WHAT THE EXERCISE ASKS →
For this exercise, retype each line of the material below verbatim and omit any picture.

EXERCISE DATA →
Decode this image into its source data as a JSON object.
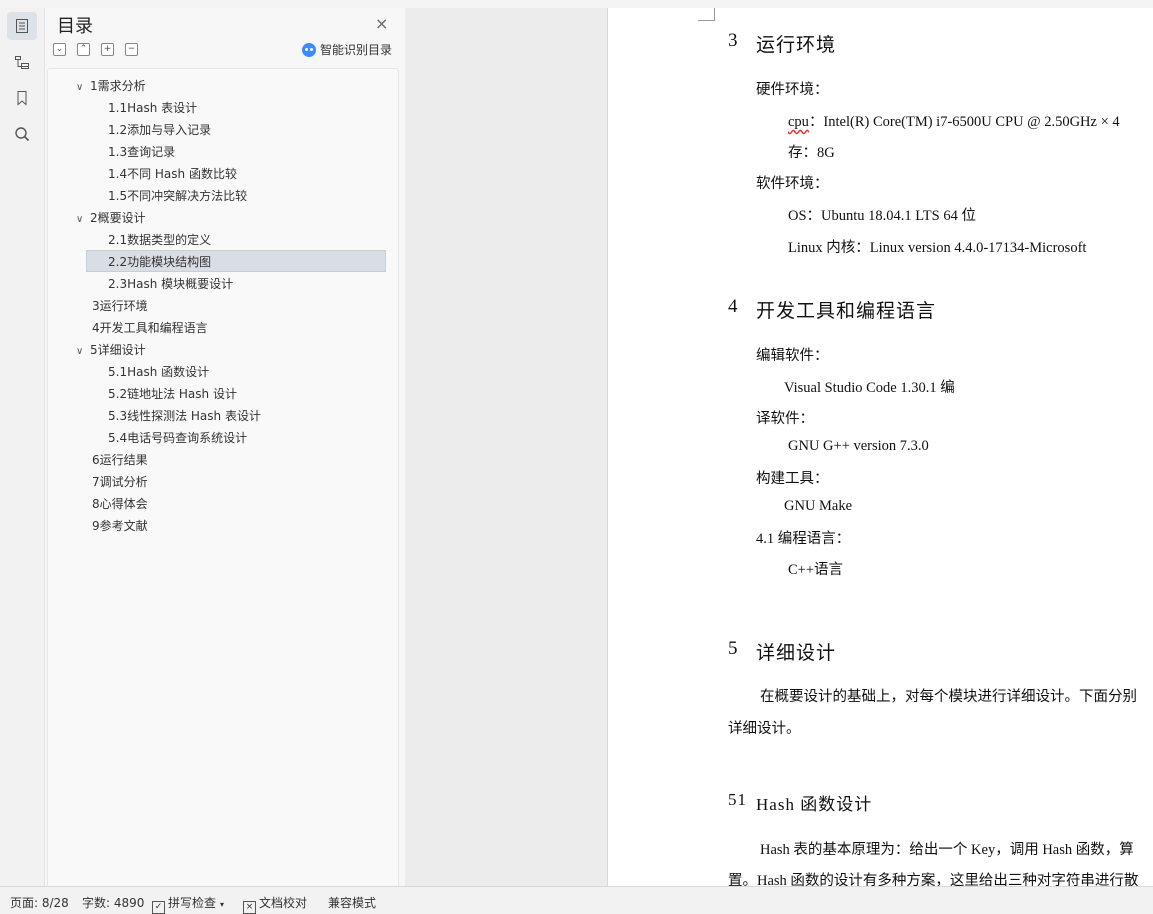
{
  "toc": {
    "title": "目录",
    "close_icon": "×",
    "tools": [
      "⌄",
      "⌃",
      "+",
      "−"
    ],
    "ai_button": "智能识别目录",
    "items": [
      {
        "label": "1需求分析",
        "level": 1,
        "expanded": true
      },
      {
        "label": "1.1Hash 表设计",
        "level": 2
      },
      {
        "label": "1.2添加与导入记录",
        "level": 2
      },
      {
        "label": "1.3查询记录",
        "level": 2
      },
      {
        "label": "1.4不同 Hash 函数比较",
        "level": 2
      },
      {
        "label": "1.5不同冲突解决方法比较",
        "level": 2
      },
      {
        "label": "2概要设计",
        "level": 1,
        "expanded": true
      },
      {
        "label": "2.1数据类型的定义",
        "level": 2
      },
      {
        "label": "2.2功能模块结构图",
        "level": 2,
        "selected": true
      },
      {
        "label": "2.3Hash 模块概要设计",
        "level": 2
      },
      {
        "label": "3运行环境",
        "level": 1
      },
      {
        "label": "4开发工具和编程语言",
        "level": 1
      },
      {
        "label": "5详细设计",
        "level": 1,
        "expanded": true
      },
      {
        "label": "5.1Hash 函数设计",
        "level": 2
      },
      {
        "label": "5.2链地址法 Hash 设计",
        "level": 2
      },
      {
        "label": "5.3线性探测法 Hash 表设计",
        "level": 2
      },
      {
        "label": "5.4电话号码查询系统设计",
        "level": 2
      },
      {
        "label": "6运行结果",
        "level": 1
      },
      {
        "label": "7调试分析",
        "level": 1
      },
      {
        "label": "8心得体会",
        "level": 1
      },
      {
        "label": "9参考文献",
        "level": 1
      }
    ]
  },
  "doc": {
    "s3_num": "3",
    "s3_title": "运行环境",
    "hw_label": "硬件环境：",
    "cpu_word": "cpu",
    "cpu_rest": "：Intel(R) Core(TM) i7-6500U CPU @ 2.50GHz × 4",
    "mem": "存：8G",
    "sw_label": "软件环境：",
    "os": "OS：Ubuntu 18.04.1 LTS 64 位",
    "kernel": "Linux 内核：Linux version 4.4.0-17134-Microsoft",
    "s4_num": "4",
    "s4_title": "开发工具和编程语言",
    "editor_label": "编辑软件：",
    "editor": "Visual Studio Code 1.30.1 编",
    "compiler_label": "译软件：",
    "compiler": "GNU G++ version 7.3.0",
    "build_label": "构建工具：",
    "build": "GNU Make",
    "lang_label": "4.1 编程语言：",
    "lang": "C++语言",
    "s5_num": "5",
    "s5_title": "详细设计",
    "s5_p1": "在概要设计的基础上，对每个模块进行详细设计。下面分别",
    "s5_p2": "详细设计。",
    "s51_num": "51",
    "s51_title": "Hash 函数设计",
    "s51_p1": "Hash 表的基本原理为：给出一个 Key，调用 Hash 函数，算",
    "s51_p2": "置。Hash 函数的设计有多种方案，这里给出三种对字符串进行散"
  },
  "status": {
    "page": "页面: 8/28",
    "words": "字数: 4890",
    "spell": "拼写检查",
    "proof": "文档校对",
    "compat": "兼容模式"
  },
  "icons": {
    "rail": [
      "toc-icon",
      "outline-icon",
      "bookmark-icon",
      "search-icon"
    ]
  }
}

WRITTEN SOLUTION →
Decode this image into its source data as a JSON object.
{
  "toc": {
    "title": "目录",
    "close_icon": "×",
    "tools": [
      "⌄",
      "⌃",
      "+",
      "−"
    ],
    "ai_button": "智能识别目录",
    "items": [
      {
        "label": "1需求分析",
        "level": 1,
        "expanded": true
      },
      {
        "label": "1.1Hash 表设计",
        "level": 2
      },
      {
        "label": "1.2添加与导入记录",
        "level": 2
      },
      {
        "label": "1.3查询记录",
        "level": 2
      },
      {
        "label": "1.4不同 Hash 函数比较",
        "level": 2
      },
      {
        "label": "1.5不同冲突解决方法比较",
        "level": 2
      },
      {
        "label": "2概要设计",
        "level": 1,
        "expanded": true
      },
      {
        "label": "2.1数据类型的定义",
        "level": 2
      },
      {
        "label": "2.2功能模块结构图",
        "level": 2,
        "selected": true
      },
      {
        "label": "2.3Hash 模块概要设计",
        "level": 2
      },
      {
        "label": "3运行环境",
        "level": 1
      },
      {
        "label": "4开发工具和编程语言",
        "level": 1
      },
      {
        "label": "5详细设计",
        "level": 1,
        "expanded": true
      },
      {
        "label": "5.1Hash 函数设计",
        "level": 2
      },
      {
        "label": "5.2链地址法 Hash 设计",
        "level": 2
      },
      {
        "label": "5.3线性探测法 Hash 表设计",
        "level": 2
      },
      {
        "label": "5.4电话号码查询系统设计",
        "level": 2
      },
      {
        "label": "6运行结果",
        "level": 1
      },
      {
        "label": "7调试分析",
        "level": 1
      },
      {
        "label": "8心得体会",
        "level": 1
      },
      {
        "label": "9参考文献",
        "level": 1
      }
    ]
  },
  "doc": {
    "s3_num": "3",
    "s3_title": "运行环境",
    "hw_label": "硬件环境：",
    "cpu_word": "cpu",
    "cpu_rest": "：Intel(R) Core(TM) i7-6500U CPU @ 2.50GHz × 4",
    "mem": "存：8G",
    "sw_label": "软件环境：",
    "os": "OS：Ubuntu 18.04.1 LTS 64 位",
    "kernel": "Linux 内核：Linux version 4.4.0-17134-Microsoft",
    "s4_num": "4",
    "s4_title": "开发工具和编程语言",
    "editor_label": "编辑软件：",
    "editor": "Visual Studio Code 1.30.1 编",
    "compiler_label": "译软件：",
    "compiler": "GNU G++ version 7.3.0",
    "build_label": "构建工具：",
    "build": "GNU Make",
    "lang_label": "4.1 编程语言：",
    "lang": "C++语言",
    "s5_num": "5",
    "s5_title": "详细设计",
    "s5_p1": "在概要设计的基础上，对每个模块进行详细设计。下面分别",
    "s5_p2": "详细设计。",
    "s51_num": "51",
    "s51_title": "Hash 函数设计",
    "s51_p1": "Hash 表的基本原理为：给出一个 Key，调用 Hash 函数，算",
    "s51_p2": "置。Hash 函数的设计有多种方案，这里给出三种对字符串进行散"
  },
  "status": {
    "page": "页面: 8/28",
    "words": "字数: 4890",
    "spell": "拼写检查",
    "proof": "文档校对",
    "compat": "兼容模式"
  },
  "icons": {
    "rail": [
      "toc-icon",
      "outline-icon",
      "bookmark-icon",
      "search-icon"
    ]
  }
}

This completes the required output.